Nobody likes introduction posts very much, so I’ll end with something of a promise. For those who are current Galaxy Brain subscribers (did I mention I’m forever indebted?), very little is going to change here. I will have the same editorial freedom as before, only now posts will be copy edited for typos! My new home will also allow for our community to grow substantially, but also, I hope, sustainably. In addition to this newsletter, I’ll also be writing occasional articles for the magazine, and I hope all forms of my work can build on each other—the newsletter will be the iterative thinking that might feed into the other, perhaps longer-form journalism.

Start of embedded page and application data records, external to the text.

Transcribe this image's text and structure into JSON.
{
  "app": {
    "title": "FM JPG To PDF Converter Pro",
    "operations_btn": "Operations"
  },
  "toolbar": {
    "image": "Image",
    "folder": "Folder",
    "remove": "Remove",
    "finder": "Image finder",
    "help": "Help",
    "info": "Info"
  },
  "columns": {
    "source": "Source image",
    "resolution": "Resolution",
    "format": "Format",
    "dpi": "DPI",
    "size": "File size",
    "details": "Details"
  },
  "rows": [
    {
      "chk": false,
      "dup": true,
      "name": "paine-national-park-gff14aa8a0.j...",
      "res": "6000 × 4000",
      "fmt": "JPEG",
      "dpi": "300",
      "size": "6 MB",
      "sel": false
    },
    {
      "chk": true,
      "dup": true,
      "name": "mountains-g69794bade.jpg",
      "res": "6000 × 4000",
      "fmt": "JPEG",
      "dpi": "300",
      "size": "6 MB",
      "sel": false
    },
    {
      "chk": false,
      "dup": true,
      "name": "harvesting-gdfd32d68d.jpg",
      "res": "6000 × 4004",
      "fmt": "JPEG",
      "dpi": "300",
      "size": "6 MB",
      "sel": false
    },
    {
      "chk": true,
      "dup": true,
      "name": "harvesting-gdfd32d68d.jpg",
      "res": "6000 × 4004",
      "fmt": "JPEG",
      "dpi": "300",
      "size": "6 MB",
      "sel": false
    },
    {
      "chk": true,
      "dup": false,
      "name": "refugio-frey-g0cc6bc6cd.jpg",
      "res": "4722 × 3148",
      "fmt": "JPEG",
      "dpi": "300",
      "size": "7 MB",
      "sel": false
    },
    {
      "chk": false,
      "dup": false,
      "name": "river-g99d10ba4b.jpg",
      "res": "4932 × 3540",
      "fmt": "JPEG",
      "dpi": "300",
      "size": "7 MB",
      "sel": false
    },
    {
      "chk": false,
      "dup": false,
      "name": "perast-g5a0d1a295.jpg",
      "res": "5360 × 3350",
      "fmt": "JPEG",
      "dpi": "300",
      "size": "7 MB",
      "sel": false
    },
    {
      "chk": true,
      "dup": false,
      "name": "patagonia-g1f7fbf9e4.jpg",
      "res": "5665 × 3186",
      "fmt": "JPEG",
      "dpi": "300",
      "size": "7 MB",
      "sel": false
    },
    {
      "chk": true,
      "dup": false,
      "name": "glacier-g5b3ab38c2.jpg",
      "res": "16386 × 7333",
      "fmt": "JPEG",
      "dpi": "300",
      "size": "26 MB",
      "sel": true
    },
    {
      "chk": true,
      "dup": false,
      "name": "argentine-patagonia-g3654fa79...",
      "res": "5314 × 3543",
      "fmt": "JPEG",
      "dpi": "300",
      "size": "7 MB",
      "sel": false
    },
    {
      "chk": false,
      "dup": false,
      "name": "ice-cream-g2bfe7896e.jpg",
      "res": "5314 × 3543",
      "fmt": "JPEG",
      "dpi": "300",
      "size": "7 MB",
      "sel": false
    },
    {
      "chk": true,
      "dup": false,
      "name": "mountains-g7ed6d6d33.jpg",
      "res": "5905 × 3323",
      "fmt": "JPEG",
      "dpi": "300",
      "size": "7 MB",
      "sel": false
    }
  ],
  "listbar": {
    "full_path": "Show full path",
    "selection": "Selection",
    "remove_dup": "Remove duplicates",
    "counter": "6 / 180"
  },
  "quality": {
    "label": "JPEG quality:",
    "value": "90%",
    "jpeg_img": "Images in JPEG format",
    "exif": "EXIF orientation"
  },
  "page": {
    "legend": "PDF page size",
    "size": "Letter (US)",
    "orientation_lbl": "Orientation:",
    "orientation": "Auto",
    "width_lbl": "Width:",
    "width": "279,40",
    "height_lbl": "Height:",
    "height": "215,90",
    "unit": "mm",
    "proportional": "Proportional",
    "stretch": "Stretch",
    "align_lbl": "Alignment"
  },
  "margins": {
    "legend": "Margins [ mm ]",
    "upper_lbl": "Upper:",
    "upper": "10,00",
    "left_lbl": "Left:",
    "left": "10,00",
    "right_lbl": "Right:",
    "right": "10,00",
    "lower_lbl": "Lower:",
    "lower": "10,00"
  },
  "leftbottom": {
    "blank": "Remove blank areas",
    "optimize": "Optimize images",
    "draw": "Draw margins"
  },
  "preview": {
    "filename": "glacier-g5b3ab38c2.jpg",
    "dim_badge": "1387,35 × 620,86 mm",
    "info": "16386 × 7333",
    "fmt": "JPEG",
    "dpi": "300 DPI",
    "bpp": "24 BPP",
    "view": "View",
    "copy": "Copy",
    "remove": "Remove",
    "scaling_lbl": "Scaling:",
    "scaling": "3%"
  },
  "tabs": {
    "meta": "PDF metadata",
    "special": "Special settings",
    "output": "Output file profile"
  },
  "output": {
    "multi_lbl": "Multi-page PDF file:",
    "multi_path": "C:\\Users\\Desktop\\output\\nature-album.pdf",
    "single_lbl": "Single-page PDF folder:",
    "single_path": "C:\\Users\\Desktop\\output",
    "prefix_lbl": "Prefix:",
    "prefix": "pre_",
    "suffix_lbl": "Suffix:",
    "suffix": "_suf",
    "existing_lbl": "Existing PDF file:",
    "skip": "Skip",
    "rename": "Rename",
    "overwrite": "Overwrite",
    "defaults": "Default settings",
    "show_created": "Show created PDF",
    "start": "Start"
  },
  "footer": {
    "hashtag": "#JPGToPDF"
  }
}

For new subscribers I can promise this: Galaxy Brain will endeavor to make you think harder, or at least differently about the world around you. I want to approach everything—from our broken, Extremely Online politics to the creator economy to climate discussions—with an earnest curiosity. I will try my damndest to present ideas and arguments to you in a new light. I will do my best to never take the easy editorial way out. I will do everything in my power to highlight the great work of others and expose you to new and interesting voices. When appropriate, I want this newsletter to delight in the weirdness of the internet. I also want to dig deeper into the ways that the transformative power of the open internet is cheapened by our greed, grift, and poorly considered digital architecture. And to complicate things further, I’ll talk about how the desire to fix the latter (bad internet) is sometimes in tension with the former (open, weird internet).

You live in weird, anxious, uncertain, sometimes hilarious, and definitely interesting times. Galaxy Brain wants to help.